Interface dataset entries >>
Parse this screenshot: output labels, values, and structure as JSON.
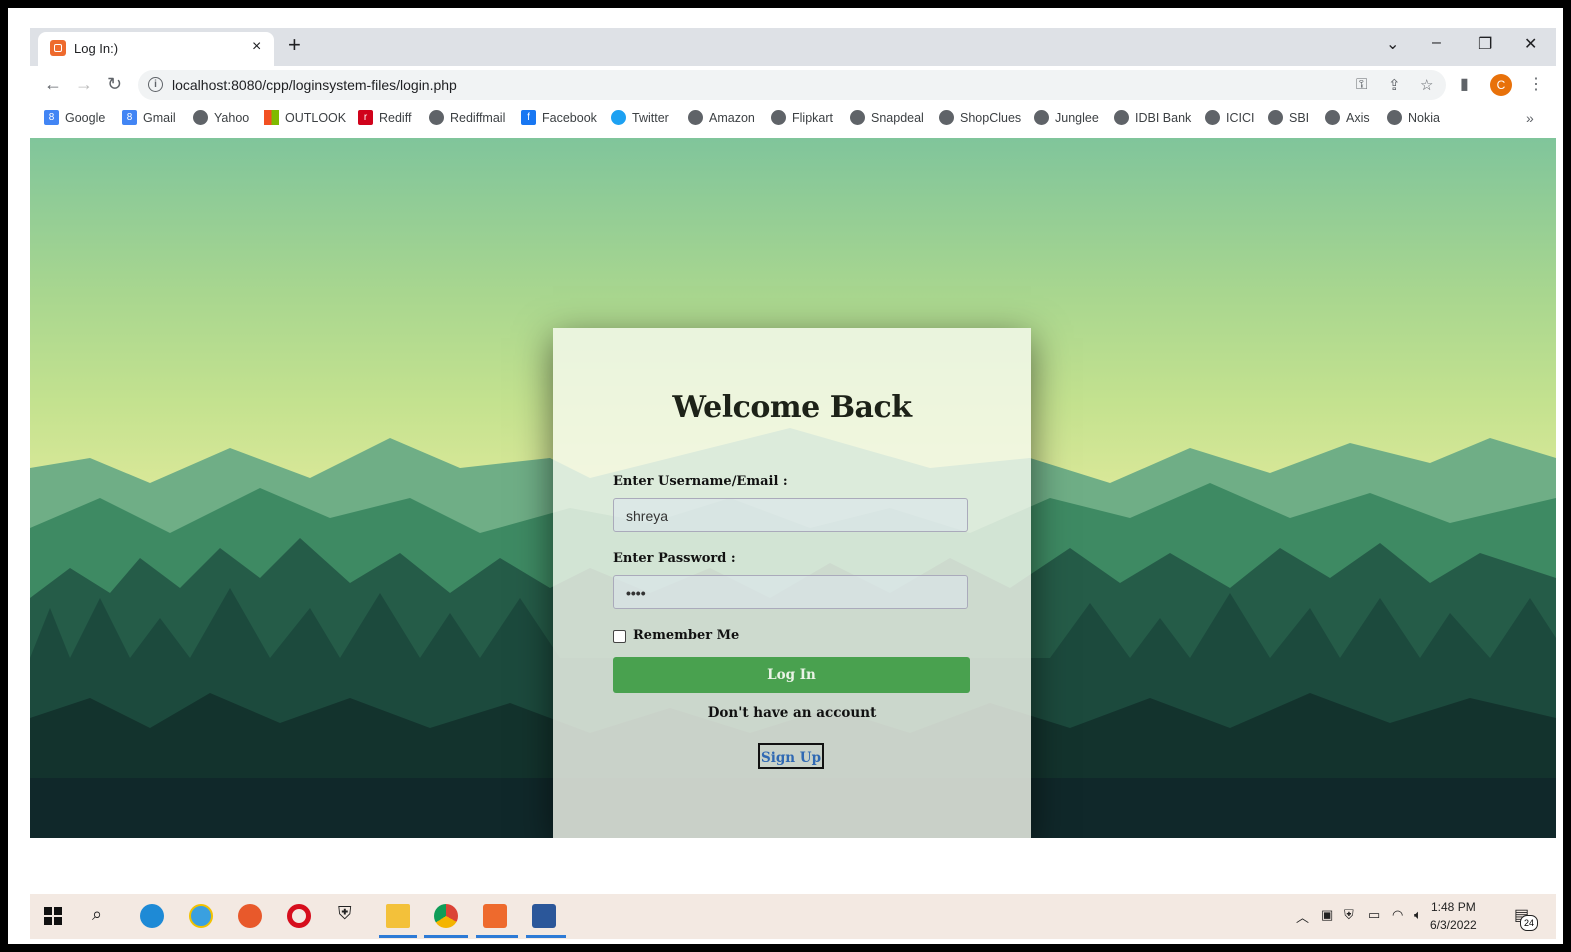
{
  "browser": {
    "tab_title": "Log In:)",
    "tab_close": "×",
    "new_tab": "+",
    "url": "localhost:8080/cpp/loginsystem-files/login.php",
    "profile_initial": "C",
    "window_controls": {
      "dropdown": "⌄",
      "minimize": "–",
      "restore": "❐",
      "close": "✕"
    }
  },
  "bookmarks": [
    {
      "label": "Google",
      "icon": "google-icon"
    },
    {
      "label": "Gmail",
      "icon": "google-icon"
    },
    {
      "label": "Yahoo",
      "icon": "globe-icon"
    },
    {
      "label": "OUTLOOK",
      "icon": "microsoft-icon"
    },
    {
      "label": "Rediff",
      "icon": "rediff-icon"
    },
    {
      "label": "Rediffmail",
      "icon": "globe-icon"
    },
    {
      "label": "Facebook",
      "icon": "facebook-icon"
    },
    {
      "label": "Twitter",
      "icon": "twitter-icon"
    },
    {
      "label": "Amazon",
      "icon": "globe-icon"
    },
    {
      "label": "Flipkart",
      "icon": "globe-icon"
    },
    {
      "label": "Snapdeal",
      "icon": "globe-icon"
    },
    {
      "label": "ShopClues",
      "icon": "globe-icon"
    },
    {
      "label": "Junglee",
      "icon": "globe-icon"
    },
    {
      "label": "IDBI Bank",
      "icon": "globe-icon"
    },
    {
      "label": "ICICI",
      "icon": "globe-icon"
    },
    {
      "label": "SBI",
      "icon": "globe-icon"
    },
    {
      "label": "Axis",
      "icon": "globe-icon"
    },
    {
      "label": "Nokia",
      "icon": "globe-icon"
    }
  ],
  "bookmarks_more": "»",
  "login": {
    "title": "Welcome Back",
    "username_label": "Enter Username/Email :",
    "username_value": "shreya",
    "password_label": "Enter Password :",
    "password_value": "••••",
    "remember_label": "Remember Me",
    "login_button": "Log In",
    "no_account_text": "Don't have an account",
    "signup_button": "Sign Up"
  },
  "taskbar": {
    "time": "1:48 PM",
    "date": "6/3/2022",
    "notification_count": "24"
  },
  "colors": {
    "login_button": "#49a14f",
    "signup_text": "#3069b3",
    "profile": "#e8710a",
    "taskbar": "#f3e9e2"
  }
}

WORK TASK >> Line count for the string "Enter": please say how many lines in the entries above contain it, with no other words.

RESPONSE TO THIS TASK >> 2